▶ _EXERCISE AIM_
Show the lines below where "icon" occurs.

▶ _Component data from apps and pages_

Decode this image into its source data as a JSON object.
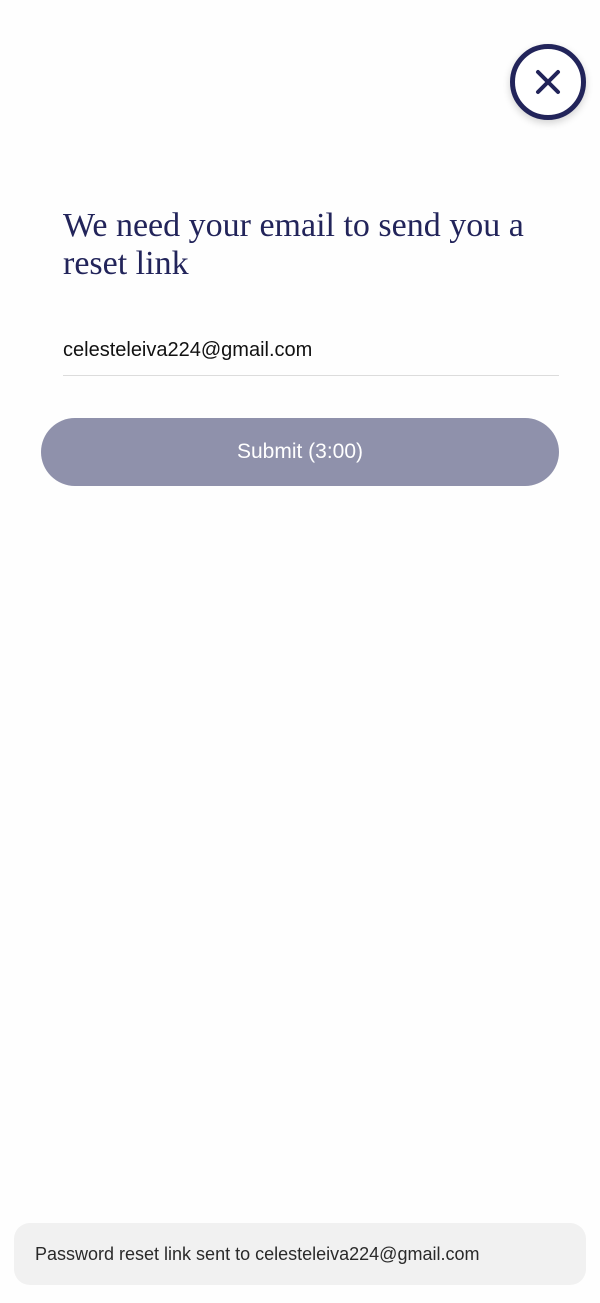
{
  "close_button": {
    "icon": "close-icon",
    "color": "#22245a"
  },
  "form": {
    "heading": "We need your email to send you a reset link",
    "email_value": "celesteleiva224@gmail.com",
    "submit_label": "Submit (3:00)",
    "submit_color": "#8f91ab"
  },
  "toast": {
    "message": "Password reset link sent to celesteleiva224@gmail.com"
  }
}
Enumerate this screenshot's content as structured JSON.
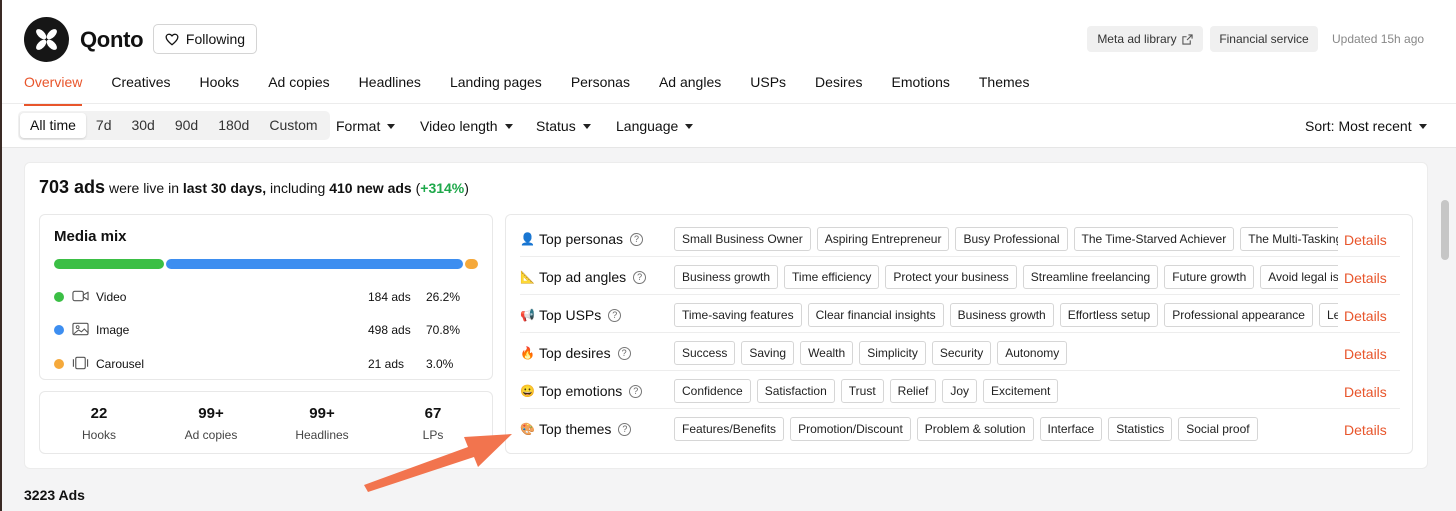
{
  "header": {
    "brand_name": "Qonto",
    "follow_label": "Following",
    "meta_ad_library_label": "Meta ad library",
    "category_label": "Financial service",
    "updated_label": "Updated 15h ago"
  },
  "tabs": [
    {
      "label": "Overview",
      "active": true
    },
    {
      "label": "Creatives"
    },
    {
      "label": "Hooks"
    },
    {
      "label": "Ad copies"
    },
    {
      "label": "Headlines"
    },
    {
      "label": "Landing pages"
    },
    {
      "label": "Personas"
    },
    {
      "label": "Ad angles"
    },
    {
      "label": "USPs"
    },
    {
      "label": "Desires"
    },
    {
      "label": "Emotions"
    },
    {
      "label": "Themes"
    }
  ],
  "filters": {
    "time_ranges": [
      "All time",
      "7d",
      "30d",
      "90d",
      "180d",
      "Custom"
    ],
    "selected_time_range": "All time",
    "format_label": "Format",
    "video_length_label": "Video length",
    "status_label": "Status",
    "language_label": "Language",
    "sort_label": "Sort: Most recent"
  },
  "summary": {
    "ads_live": "703 ads",
    "text_were_live": "were live in",
    "period": "last 30 days,",
    "text_including": "including",
    "new_ads": "410 new ads",
    "paren_open": "(",
    "growth": "+314%",
    "paren_close": ")"
  },
  "media_mix": {
    "title": "Media mix",
    "colors": {
      "video": "#3bbf45",
      "image": "#3d8ef0",
      "carousel": "#f5a93b"
    },
    "items": [
      {
        "label": "Video",
        "count": "184 ads",
        "percent": "26.2%",
        "share": 0.262
      },
      {
        "label": "Image",
        "count": "498 ads",
        "percent": "70.8%",
        "share": 0.708
      },
      {
        "label": "Carousel",
        "count": "21 ads",
        "percent": "3.0%",
        "share": 0.03
      }
    ]
  },
  "stats": [
    {
      "value": "22",
      "label": "Hooks"
    },
    {
      "value": "99+",
      "label": "Ad copies"
    },
    {
      "value": "99+",
      "label": "Headlines"
    },
    {
      "value": "67",
      "label": "LPs"
    }
  ],
  "tops": {
    "details_label": "Details",
    "rows": [
      {
        "label": "Top personas",
        "icon": "person-emoji",
        "glyph": "👤",
        "tags": [
          "Small Business Owner",
          "Aspiring Entrepreneur",
          "Busy Professional",
          "The Time-Starved Achiever",
          "The Multi-Tasking Pro"
        ]
      },
      {
        "label": "Top ad angles",
        "icon": "triangle-ruler-emoji",
        "glyph": "📐",
        "tags": [
          "Business growth",
          "Time efficiency",
          "Protect your business",
          "Streamline freelancing",
          "Future growth",
          "Avoid legal issues"
        ]
      },
      {
        "label": "Top USPs",
        "icon": "megaphone-emoji",
        "glyph": "📢",
        "tags": [
          "Time-saving features",
          "Clear financial insights",
          "Business growth",
          "Effortless setup",
          "Professional appearance",
          "Legal"
        ]
      },
      {
        "label": "Top desires",
        "icon": "fire-emoji",
        "glyph": "🔥",
        "tags": [
          "Success",
          "Saving",
          "Wealth",
          "Simplicity",
          "Security",
          "Autonomy"
        ]
      },
      {
        "label": "Top emotions",
        "icon": "smile-emoji",
        "glyph": "😀",
        "tags": [
          "Confidence",
          "Satisfaction",
          "Trust",
          "Relief",
          "Joy",
          "Excitement"
        ]
      },
      {
        "label": "Top themes",
        "icon": "palette-emoji",
        "glyph": "🎨",
        "tags": [
          "Features/Benefits",
          "Promotion/Discount",
          "Problem & solution",
          "Interface",
          "Statistics",
          "Social proof"
        ]
      }
    ]
  },
  "ads_count_label": "3223 Ads",
  "colors": {
    "accent": "#e8552b",
    "positive": "#1ea84a",
    "arrow": "#f2744e"
  }
}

▶ _RESPONSE FOR THIS EXERCISE_
    "icon": "close-icon",
        "icon": "person-emoji",
        "icon": "triangle-ruler-emoji",
        "icon": "megaphone-emoji",
        "icon": "fire-emoji",
        "icon": "smile-emoji",
        "icon": "palette-emoji",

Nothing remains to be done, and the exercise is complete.